International Galilean Night, Bendigo 24 October 8pm. Sidewalk astronomy at the Discovery Science and Technology Centre between Railway Station and Marketplace Shopping Centre. In the event of cloud cover, there will be a brief planetarium show held inside Discovery at 8.15pm.
Galileo’s Invention Of The Astronomical Telescope And His Remarkable Discoveries: Moons, Stars And A New Planet Thursday 8 October (8pm). Public Lecture at the University of Tasmania, Sandy Bay
The Astronomy Of Aboriginal Australians Saturday 17 October (8pm). Public Lecture at the University of Tasmania, Sandy Bay
Is There More Than One Universe? Tuesday 20 October (8pm). Public Lecture at the University of Tasmania, Sandy Bay
Space Trail WA – 2009 Monday 10 – Sunday 18 October. Nine venues in Western Australia are turning on something special to highlight the past and future of astronomy in WA. Activities include solar viewing at Whiteman Park, Perth, with the Astronomical Society of WA, and solar viewing and stargazing at Golden Grove Observatory, Chittering. Collect stamps or clues in your Space Trail Passport and you’ll have a chance to win prizes, including a telescope worth $1400. More information, including driving times between venues, on the flyer downloadable from http://www.astronomywa.net.au/.
Zadko Stargazing – Gingin Observatory Sunday 11 October (7pm). See the newest telescope at the Gingin Observatory in action
Particle Astronomy – The Second Window Wednesday 14 October (6pm). Public lecture at the Curtin University of Technology, Bentley
Seniors’ Stargazing Nights – Gingin Observatory Wednesday 14 October (7pm)
Big Scopes At Northam Friday 23 October. A ‘scope viewing night at Northam Senior High School
Galilean Nights In The Perth CBD Friday 23 October (6pm) Sidewalk astronomy at Forrest Place Perth

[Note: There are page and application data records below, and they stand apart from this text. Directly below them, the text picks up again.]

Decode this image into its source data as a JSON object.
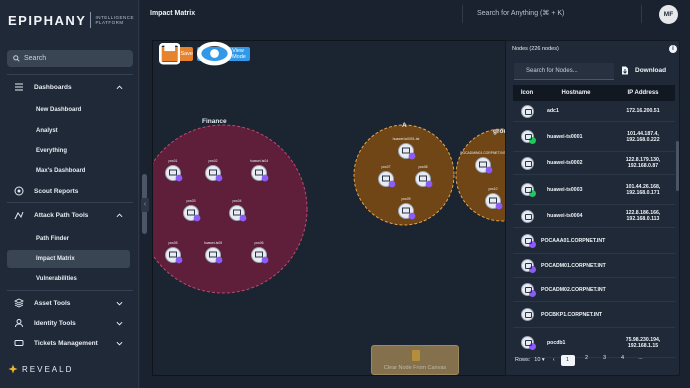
{
  "brand": {
    "name": "EPIPHANY",
    "subtitle": "INTELLIGENCE PLATFORM",
    "footer": "REVEALD"
  },
  "sidebar": {
    "search_placeholder": "Search",
    "items": [
      {
        "label": "Dashboards",
        "icon": "dashboard-icon",
        "expanded": true
      },
      {
        "label": "New Dashboard"
      },
      {
        "label": "Analyst"
      },
      {
        "label": "Everything"
      },
      {
        "label": "Max's Dashboard"
      },
      {
        "label": "Scout Reports",
        "icon": "scout-icon"
      },
      {
        "label": "Attack Path Tools",
        "icon": "attack-path-icon",
        "expanded": true
      },
      {
        "label": "Path Finder"
      },
      {
        "label": "Impact Matrix",
        "active": true
      },
      {
        "label": "Vulnerabilities"
      },
      {
        "label": "Asset Tools",
        "icon": "asset-tools-icon"
      },
      {
        "label": "Identity Tools",
        "icon": "identity-tools-icon"
      },
      {
        "label": "Tickets Management",
        "icon": "tickets-icon"
      }
    ]
  },
  "header": {
    "title": "Impact Matrix",
    "search_placeholder": "Search for Anything (⌘ + K)",
    "avatar_initials": "MF"
  },
  "toolbar": {
    "save_label": "Save",
    "view_mode_label": "View Mode"
  },
  "clusters": [
    {
      "label": "Finance",
      "color": "#6b1f3c"
    },
    {
      "label": "A",
      "color": "#7a4a14"
    },
    {
      "label": "grou",
      "color": "#7a4a14"
    }
  ],
  "finance_nodes": [
    "pcs01",
    "pcs02",
    "huawei-ts04",
    "pcs03",
    "pcs04",
    "pcs05",
    "huawei-ts05",
    "pcs06"
  ],
  "a_nodes": [
    "huawei-ts0001-tst",
    "pcs07",
    "pcs08",
    "pcs09"
  ],
  "grou_nodes": [
    "POCADMIN01.CORPNET.INT",
    "pcs10",
    "pcs11"
  ],
  "clear_node_label": "Clear Node From Canvas",
  "nodes_panel": {
    "title": "Nodes (226 nodes)",
    "search_placeholder": "Search for Nodes...",
    "download_label": "Download",
    "columns": [
      "Icon",
      "Hostname",
      "IP Address"
    ],
    "rows": [
      {
        "hostname": "adc1",
        "ip": "172.16.200.51",
        "badge": ""
      },
      {
        "hostname": "huawei-ts0001",
        "ip": "101.44.187.4, 192.168.0.222",
        "badge": "#22c55e"
      },
      {
        "hostname": "huawei-ts0002",
        "ip": "122.8.179.130, 192.168.0.87",
        "badge": ""
      },
      {
        "hostname": "huawei-ts0003",
        "ip": "101.44.26.168, 192.168.0.171",
        "badge": "#22c55e"
      },
      {
        "hostname": "huawei-ts0004",
        "ip": "122.8.186.166, 192.168.0.113",
        "badge": ""
      },
      {
        "hostname": "POCAAA01.CORPNET.INT",
        "ip": "",
        "badge": "#8b5cf6"
      },
      {
        "hostname": "POCADM01.CORPNET.INT",
        "ip": "",
        "badge": "#8b5cf6"
      },
      {
        "hostname": "POCADM02.CORPNET.INT",
        "ip": "",
        "badge": "#8b5cf6"
      },
      {
        "hostname": "POCBKP1.CORPNET.INT",
        "ip": "",
        "badge": ""
      },
      {
        "hostname": "pocdb1",
        "ip": "75.98.230.194, 192.168.1.15",
        "badge": "#8b5cf6"
      }
    ],
    "pager": {
      "rows_label": "Rows:",
      "rows_value": "10",
      "pages": [
        "1",
        "2",
        "3",
        "4",
        "..."
      ]
    }
  }
}
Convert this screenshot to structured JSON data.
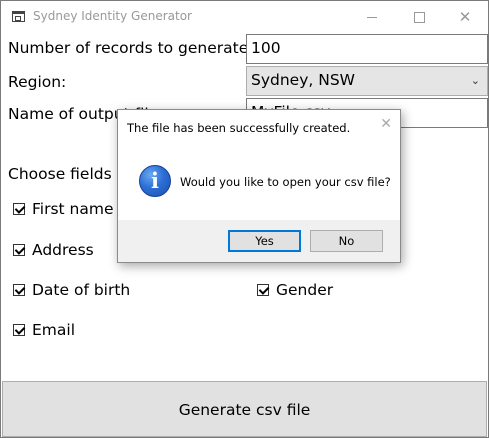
{
  "window": {
    "title": "Sydney Identity Generator",
    "buttons": {
      "minimize": "minimize",
      "maximize": "maximize",
      "close": "✕"
    }
  },
  "form": {
    "records_label": "Number of records to generate:",
    "records_value": "100",
    "region_label": "Region:",
    "region_value": "Sydney, NSW",
    "region_chevron": "⌄",
    "output_label": "Name of output file:",
    "output_value": "MyFile.csv",
    "fields_label": "Choose fields to include:"
  },
  "checkboxes": [
    {
      "label": "First name",
      "checked": true
    },
    {
      "label": "Address",
      "checked": true
    },
    {
      "label": "Date of birth",
      "checked": true
    },
    {
      "label": "Gender",
      "checked": true
    },
    {
      "label": "Email",
      "checked": true
    }
  ],
  "generate_button": "Generate csv file",
  "dialog": {
    "title": "The file has been successfully created.",
    "close": "✕",
    "icon": "i",
    "message": "Would you like to open your csv file?",
    "yes": "Yes",
    "no": "No"
  },
  "colors": {
    "accent": "#0078d7",
    "button_bg": "#e1e1e1",
    "info_blue": "#2d6fd6"
  }
}
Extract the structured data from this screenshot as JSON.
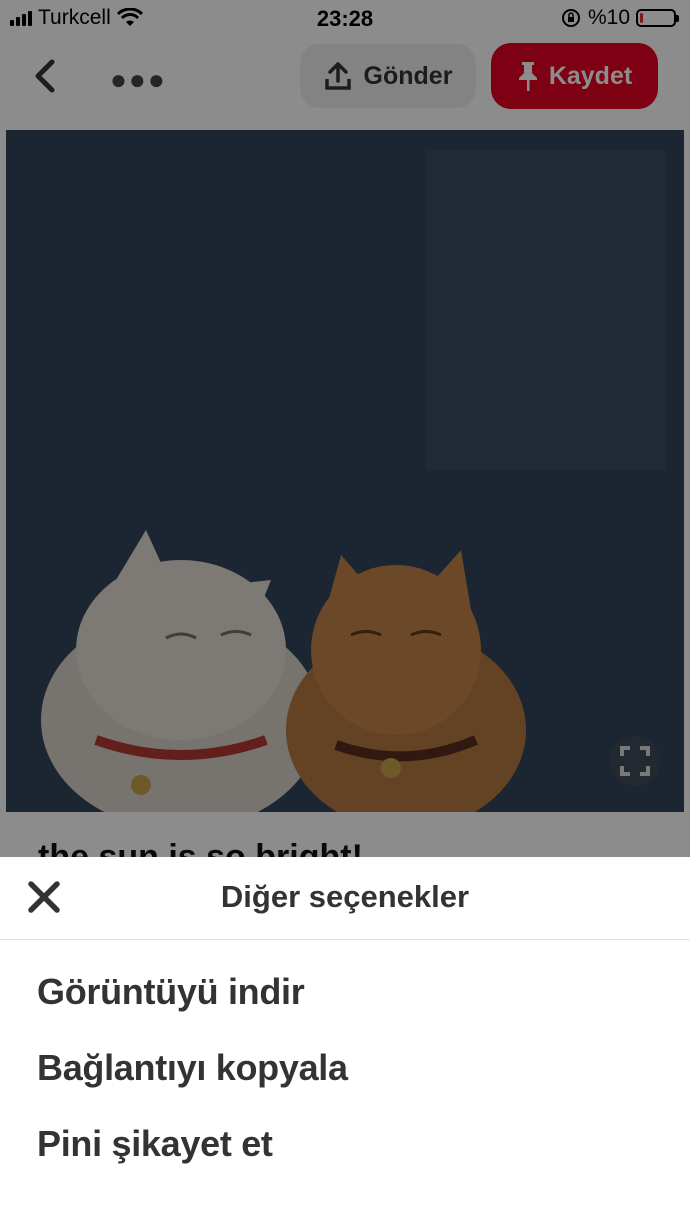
{
  "status_bar": {
    "carrier": "Turkcell",
    "time": "23:28",
    "battery_percent": "%10",
    "battery_level": 0.1
  },
  "nav": {
    "send_label": "Gönder",
    "save_label": "Kaydet"
  },
  "pin": {
    "title": "the sun is so bright!"
  },
  "sheet": {
    "title": "Diğer seçenekler",
    "items": [
      {
        "label": "Görüntüyü indir"
      },
      {
        "label": "Bağlantıyı kopyala"
      },
      {
        "label": "Pini şikayet et"
      }
    ]
  },
  "colors": {
    "save_red": "#e60023",
    "image_bg": "#33455c",
    "sheet_text": "#333333"
  },
  "icons": [
    "signal-icon",
    "wifi-icon",
    "rotation-lock-icon",
    "battery-icon",
    "back-icon",
    "more-icon",
    "upload-icon",
    "pin-icon",
    "expand-icon",
    "close-icon"
  ]
}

Gingin Observatory – Public Open Day And Night Sunday 25 October (9am)
Big Scopes At ECU Joondalup Tuesday 27 October (7pm) A telescope viewing night at Edith Cowan University, Joondalup.
Galilean Nights at The Heights Observatory, Modbury Heights: Friday 23 October 8.30pm (approximate) Event will only proceed if the weather is appropriate – please check http://www.assa.org.au before travelling.
And coming up in November:
Professor Bob Kirshner of Harvard University tours Australia, giving public talks in Canberra (16 November), Melbourne (18 November), Adelaide (19 November), Perth (20 November) and Sydney (22 November)
French astronomer and organist Dominique Proust gives a recital of William Herschel’s music in Sydney on 20 November and performs with the Brisbane Symphony Orchestra on 22 and 28 November
WA celebrates IYA with Astrofest, at Curtin University of Technology, Bentley, on 28 November
7. IYA banners for events
We have eight freestanding banners, each about 2 m tall, bearing the IYA logo. They are suitable for indoor use only. If you’d like one to use at your IYA event, please contact me at email@example.com to see if one is available.
For more information about these events visit www.astronomy2009.org.au
If your event isn’t included in this listing please register it at www.astronomy2009.org.au.